The Museum of Avant-garde

Graciela Iturbide

Graciela Iturbide, widely hailed as Latin America's preeminent living photographer, was born in Mexico City, Mexico, in 1942. Growing up as the eldest of thirteen children, she attended Catholic school and was introduced to photography at an early age. Her father captured moments of her and her siblings, and at 11 years old, she received her first camera.

In 1970, after the tragic loss of her six-year-old daughter, Claudia, Iturbide turned her focus to photography. Initially aspiring to become a film director, she enrolled at the Centro Universitario de Estudios Cinematográficos at the Universidad Nacional Autónoma de México. However, her fascination with photography, particularly under the mentorship of Manuel Álvarez Bravo, a renowned teacher and expert in the field, led her to pivot her career. She received the W. Eugene Smith Grant in 1971 and secured a scholarship at the Guggenheim College, marking pivotal moments in her burgeoning career.

By the mid-1970s, Iturbide had gained prominence, regularly exhibiting her work in group showcases in Mexico City and New York. Her photography captures everyday life, predominantly in black-and-white, delving into the essence of Mexico's indigenous cultures—the Zapotec, Mixtec, and Seri. Her lens also focuses on urban life in Mexico City, Juchitán, Oaxaca, and the borderlands between Mexico and the United States (La Frontera).

Iturbide's visual narratives encompass identity, sexuality, festivals, rituals, daily routines, death, and the roles of women, portraying cultures in continual states of transition. Her primary pursuit has been exploring and documenting her own cultural environment.

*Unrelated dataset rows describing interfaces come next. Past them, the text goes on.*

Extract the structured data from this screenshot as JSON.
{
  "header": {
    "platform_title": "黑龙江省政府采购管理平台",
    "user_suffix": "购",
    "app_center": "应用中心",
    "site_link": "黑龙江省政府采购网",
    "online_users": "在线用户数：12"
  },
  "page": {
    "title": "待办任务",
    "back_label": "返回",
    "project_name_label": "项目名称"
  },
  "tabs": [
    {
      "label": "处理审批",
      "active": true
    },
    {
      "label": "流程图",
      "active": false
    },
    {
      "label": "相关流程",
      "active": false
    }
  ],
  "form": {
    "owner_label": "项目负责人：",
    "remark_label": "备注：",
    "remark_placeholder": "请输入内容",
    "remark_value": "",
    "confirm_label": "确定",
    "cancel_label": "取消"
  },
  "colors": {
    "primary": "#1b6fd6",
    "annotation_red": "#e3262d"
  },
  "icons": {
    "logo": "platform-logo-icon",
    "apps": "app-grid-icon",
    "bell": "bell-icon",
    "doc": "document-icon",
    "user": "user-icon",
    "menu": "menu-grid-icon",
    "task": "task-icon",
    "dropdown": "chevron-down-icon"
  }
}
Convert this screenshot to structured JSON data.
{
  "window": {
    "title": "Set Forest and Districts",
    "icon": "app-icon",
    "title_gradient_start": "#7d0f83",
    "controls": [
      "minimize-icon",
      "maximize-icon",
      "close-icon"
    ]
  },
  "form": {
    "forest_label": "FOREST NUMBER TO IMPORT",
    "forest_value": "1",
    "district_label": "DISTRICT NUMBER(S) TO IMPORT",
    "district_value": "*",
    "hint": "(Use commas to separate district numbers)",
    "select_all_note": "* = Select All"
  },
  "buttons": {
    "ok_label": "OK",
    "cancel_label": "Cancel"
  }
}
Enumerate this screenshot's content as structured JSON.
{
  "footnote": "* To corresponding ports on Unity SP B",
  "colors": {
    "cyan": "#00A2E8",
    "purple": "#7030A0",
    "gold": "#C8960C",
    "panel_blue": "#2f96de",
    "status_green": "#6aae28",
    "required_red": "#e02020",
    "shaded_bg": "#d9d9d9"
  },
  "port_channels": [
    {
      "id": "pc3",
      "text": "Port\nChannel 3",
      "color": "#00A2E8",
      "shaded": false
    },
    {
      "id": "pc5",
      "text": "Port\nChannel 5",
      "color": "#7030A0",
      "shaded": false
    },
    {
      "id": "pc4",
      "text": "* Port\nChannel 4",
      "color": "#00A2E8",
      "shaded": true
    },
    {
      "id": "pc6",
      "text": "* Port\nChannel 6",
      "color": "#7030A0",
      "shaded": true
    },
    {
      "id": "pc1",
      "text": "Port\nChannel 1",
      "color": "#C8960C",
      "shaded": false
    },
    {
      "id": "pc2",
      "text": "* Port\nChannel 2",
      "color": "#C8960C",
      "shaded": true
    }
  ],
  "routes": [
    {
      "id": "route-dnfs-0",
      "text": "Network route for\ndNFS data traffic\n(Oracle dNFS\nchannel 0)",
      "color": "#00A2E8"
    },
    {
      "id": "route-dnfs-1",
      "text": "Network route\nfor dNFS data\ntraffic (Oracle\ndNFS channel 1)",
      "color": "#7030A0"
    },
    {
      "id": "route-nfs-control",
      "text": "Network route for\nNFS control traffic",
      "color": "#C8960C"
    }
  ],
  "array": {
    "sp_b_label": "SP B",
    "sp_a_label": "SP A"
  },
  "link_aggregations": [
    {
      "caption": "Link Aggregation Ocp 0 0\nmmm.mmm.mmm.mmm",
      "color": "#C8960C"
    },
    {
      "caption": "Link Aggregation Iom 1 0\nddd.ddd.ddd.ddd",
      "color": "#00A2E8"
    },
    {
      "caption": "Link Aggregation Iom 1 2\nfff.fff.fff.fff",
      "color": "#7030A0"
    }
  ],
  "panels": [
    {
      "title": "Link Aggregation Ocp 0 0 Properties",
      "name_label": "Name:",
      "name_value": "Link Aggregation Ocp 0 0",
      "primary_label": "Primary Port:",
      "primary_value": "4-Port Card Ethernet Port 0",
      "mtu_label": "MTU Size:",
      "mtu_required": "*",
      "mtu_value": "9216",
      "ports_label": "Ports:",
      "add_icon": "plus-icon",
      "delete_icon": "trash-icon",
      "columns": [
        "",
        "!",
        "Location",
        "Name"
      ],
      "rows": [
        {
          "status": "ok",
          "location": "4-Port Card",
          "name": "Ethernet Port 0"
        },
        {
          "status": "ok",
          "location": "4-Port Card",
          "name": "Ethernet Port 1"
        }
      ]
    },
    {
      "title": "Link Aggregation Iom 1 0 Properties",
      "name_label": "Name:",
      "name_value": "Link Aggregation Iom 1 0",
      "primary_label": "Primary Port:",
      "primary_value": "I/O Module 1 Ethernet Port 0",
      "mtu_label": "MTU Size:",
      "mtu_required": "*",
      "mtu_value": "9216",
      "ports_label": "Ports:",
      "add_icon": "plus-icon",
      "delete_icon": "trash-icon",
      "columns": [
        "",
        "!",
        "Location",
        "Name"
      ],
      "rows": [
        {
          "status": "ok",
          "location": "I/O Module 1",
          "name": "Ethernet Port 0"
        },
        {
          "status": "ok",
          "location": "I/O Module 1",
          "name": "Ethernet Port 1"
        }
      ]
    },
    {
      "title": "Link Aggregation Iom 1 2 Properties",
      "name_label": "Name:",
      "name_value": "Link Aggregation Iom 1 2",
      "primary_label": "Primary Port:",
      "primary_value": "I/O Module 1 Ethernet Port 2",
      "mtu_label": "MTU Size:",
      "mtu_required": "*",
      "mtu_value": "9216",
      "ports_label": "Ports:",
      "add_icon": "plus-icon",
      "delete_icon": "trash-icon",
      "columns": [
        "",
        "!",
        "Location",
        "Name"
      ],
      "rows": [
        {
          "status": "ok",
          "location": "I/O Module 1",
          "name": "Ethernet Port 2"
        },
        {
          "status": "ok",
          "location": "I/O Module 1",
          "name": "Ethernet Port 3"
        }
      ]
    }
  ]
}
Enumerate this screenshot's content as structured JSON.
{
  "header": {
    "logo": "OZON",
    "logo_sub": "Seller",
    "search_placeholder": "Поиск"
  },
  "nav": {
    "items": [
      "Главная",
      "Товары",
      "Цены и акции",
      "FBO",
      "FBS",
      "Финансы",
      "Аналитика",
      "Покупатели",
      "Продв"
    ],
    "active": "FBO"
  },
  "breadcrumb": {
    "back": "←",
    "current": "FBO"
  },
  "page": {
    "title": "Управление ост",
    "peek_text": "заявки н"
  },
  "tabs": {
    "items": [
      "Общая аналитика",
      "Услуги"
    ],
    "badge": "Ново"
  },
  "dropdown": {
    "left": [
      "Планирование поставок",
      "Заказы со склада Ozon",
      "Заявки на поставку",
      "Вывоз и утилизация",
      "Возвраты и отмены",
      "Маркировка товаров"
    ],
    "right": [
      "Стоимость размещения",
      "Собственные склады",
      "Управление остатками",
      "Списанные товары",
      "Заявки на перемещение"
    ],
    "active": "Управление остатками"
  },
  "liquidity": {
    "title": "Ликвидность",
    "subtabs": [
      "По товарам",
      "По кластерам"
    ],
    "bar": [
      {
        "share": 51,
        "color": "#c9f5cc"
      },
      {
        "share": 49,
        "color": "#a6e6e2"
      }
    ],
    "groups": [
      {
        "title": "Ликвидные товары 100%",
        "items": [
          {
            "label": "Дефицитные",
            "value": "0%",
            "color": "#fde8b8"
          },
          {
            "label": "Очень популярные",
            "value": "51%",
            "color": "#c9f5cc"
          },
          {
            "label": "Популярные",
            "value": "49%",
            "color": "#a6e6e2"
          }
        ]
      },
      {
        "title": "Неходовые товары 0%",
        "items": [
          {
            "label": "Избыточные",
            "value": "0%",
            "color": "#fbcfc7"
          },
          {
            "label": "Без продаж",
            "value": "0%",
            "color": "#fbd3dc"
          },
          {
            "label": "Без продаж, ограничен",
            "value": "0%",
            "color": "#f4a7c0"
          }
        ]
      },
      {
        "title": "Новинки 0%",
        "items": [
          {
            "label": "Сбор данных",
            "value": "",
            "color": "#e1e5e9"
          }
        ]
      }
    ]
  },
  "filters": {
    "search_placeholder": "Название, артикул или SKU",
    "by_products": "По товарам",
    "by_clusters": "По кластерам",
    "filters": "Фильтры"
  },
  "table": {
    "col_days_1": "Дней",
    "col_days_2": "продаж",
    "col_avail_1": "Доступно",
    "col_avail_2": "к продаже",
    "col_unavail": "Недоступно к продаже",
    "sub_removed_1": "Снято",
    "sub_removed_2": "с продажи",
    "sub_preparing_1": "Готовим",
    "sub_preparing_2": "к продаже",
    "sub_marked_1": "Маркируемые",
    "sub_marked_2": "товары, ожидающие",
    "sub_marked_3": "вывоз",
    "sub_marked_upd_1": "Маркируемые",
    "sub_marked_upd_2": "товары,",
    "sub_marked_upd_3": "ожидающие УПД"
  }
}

Her remarkable contributions to photography were recognized in 2022 when she was inducted into the Photography Hall of Fame and Museum. Among numerous accolades, in 2021, she received the Outstanding Contribution to Photography Award from the World Photography Organization. Iturbide's work resides in esteemed collections worldwide, including the Centre Pompidou in Paris, MoMA in New York, San Francisco Museum of Modern Art, and the Consejo Mexicano de Fotografía in Mexico City.